## What to work on
Which lines in the records below mention the word "wallet"? Copy each one out.

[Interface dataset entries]
::::::

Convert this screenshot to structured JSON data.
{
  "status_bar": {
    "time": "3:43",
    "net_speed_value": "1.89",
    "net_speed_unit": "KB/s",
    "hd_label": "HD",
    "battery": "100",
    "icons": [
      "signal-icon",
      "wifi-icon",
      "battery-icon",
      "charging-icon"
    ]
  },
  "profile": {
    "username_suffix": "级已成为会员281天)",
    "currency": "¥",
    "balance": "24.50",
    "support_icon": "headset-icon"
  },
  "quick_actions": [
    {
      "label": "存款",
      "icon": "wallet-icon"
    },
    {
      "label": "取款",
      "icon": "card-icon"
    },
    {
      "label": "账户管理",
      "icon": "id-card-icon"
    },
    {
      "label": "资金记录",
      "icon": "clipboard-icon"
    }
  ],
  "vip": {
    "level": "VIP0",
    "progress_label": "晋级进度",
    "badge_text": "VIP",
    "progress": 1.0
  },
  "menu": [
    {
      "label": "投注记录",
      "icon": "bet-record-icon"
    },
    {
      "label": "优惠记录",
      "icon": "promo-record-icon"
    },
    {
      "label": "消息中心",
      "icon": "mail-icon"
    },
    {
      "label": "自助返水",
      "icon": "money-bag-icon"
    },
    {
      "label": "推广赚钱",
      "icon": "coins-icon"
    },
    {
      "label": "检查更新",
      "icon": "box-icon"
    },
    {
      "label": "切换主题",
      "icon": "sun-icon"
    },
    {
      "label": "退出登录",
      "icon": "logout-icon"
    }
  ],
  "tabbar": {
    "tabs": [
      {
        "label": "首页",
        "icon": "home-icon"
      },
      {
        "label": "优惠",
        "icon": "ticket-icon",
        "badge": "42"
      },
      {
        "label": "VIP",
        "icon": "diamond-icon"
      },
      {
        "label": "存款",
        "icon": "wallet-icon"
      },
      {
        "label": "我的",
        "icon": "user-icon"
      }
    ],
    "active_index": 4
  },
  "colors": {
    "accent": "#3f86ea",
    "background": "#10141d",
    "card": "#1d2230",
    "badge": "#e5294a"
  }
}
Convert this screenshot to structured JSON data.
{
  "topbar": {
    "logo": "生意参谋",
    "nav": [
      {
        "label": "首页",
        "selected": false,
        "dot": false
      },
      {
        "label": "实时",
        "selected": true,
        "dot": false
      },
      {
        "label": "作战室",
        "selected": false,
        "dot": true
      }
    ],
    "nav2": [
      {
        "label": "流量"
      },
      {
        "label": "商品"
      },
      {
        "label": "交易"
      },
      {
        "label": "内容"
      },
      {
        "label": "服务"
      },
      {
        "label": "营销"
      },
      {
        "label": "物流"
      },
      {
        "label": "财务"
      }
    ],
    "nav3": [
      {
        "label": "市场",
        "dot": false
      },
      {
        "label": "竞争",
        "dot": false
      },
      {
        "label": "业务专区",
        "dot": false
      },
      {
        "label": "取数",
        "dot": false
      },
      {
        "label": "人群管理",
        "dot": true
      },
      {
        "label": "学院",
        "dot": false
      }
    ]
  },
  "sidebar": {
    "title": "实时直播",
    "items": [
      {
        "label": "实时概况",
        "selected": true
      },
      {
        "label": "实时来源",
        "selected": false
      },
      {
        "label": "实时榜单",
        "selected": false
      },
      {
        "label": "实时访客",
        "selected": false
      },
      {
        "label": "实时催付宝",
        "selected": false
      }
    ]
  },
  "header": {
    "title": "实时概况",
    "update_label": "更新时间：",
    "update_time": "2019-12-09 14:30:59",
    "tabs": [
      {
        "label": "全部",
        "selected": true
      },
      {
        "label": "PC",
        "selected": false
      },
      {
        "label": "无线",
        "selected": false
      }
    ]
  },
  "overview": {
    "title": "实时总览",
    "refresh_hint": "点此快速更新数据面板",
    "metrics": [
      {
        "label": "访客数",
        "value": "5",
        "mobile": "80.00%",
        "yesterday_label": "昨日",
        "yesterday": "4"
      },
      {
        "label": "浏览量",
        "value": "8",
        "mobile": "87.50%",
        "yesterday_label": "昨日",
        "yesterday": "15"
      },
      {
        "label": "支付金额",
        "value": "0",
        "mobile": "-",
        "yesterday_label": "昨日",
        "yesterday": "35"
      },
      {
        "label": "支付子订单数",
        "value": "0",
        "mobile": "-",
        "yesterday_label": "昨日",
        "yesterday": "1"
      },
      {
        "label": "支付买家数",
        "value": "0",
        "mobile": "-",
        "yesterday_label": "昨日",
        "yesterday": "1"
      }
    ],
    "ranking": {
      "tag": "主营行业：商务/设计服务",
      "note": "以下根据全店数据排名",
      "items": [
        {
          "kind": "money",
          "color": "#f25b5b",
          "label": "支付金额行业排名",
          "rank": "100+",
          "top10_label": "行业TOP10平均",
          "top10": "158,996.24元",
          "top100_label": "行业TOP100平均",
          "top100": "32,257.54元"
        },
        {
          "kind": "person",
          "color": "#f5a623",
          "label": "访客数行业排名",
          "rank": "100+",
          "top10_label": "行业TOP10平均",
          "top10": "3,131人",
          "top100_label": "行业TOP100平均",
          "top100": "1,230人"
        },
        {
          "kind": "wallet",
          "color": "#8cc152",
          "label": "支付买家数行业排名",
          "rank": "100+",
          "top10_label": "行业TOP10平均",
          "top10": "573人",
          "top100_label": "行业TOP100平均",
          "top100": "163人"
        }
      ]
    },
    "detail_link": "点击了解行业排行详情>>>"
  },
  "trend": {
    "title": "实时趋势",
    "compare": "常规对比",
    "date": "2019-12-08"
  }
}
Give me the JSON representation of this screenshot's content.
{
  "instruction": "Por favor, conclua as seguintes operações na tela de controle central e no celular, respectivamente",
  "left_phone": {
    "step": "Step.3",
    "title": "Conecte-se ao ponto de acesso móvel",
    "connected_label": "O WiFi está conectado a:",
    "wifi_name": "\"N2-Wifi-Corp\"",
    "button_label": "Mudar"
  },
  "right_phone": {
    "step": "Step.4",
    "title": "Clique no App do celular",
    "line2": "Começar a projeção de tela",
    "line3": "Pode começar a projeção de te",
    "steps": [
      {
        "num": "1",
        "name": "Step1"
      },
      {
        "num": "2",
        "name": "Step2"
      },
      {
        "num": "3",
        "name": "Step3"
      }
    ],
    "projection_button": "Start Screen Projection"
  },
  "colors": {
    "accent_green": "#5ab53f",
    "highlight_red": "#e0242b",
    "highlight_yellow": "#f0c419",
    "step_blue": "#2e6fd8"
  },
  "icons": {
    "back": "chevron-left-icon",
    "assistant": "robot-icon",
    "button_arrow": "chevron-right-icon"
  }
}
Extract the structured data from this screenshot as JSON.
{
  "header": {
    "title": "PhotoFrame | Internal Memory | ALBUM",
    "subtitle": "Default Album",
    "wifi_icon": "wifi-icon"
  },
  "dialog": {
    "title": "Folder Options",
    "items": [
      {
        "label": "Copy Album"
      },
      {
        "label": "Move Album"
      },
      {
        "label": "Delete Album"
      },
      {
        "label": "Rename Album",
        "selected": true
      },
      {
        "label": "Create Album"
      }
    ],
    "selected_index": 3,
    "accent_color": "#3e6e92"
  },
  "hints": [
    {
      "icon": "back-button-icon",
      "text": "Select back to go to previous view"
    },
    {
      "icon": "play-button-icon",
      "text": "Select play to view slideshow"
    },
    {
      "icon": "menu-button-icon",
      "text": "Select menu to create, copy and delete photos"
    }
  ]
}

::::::

## Response to the task
      "icon": "wallet-icon"
        "icon": "wallet-icon"
          "kind": "wallet",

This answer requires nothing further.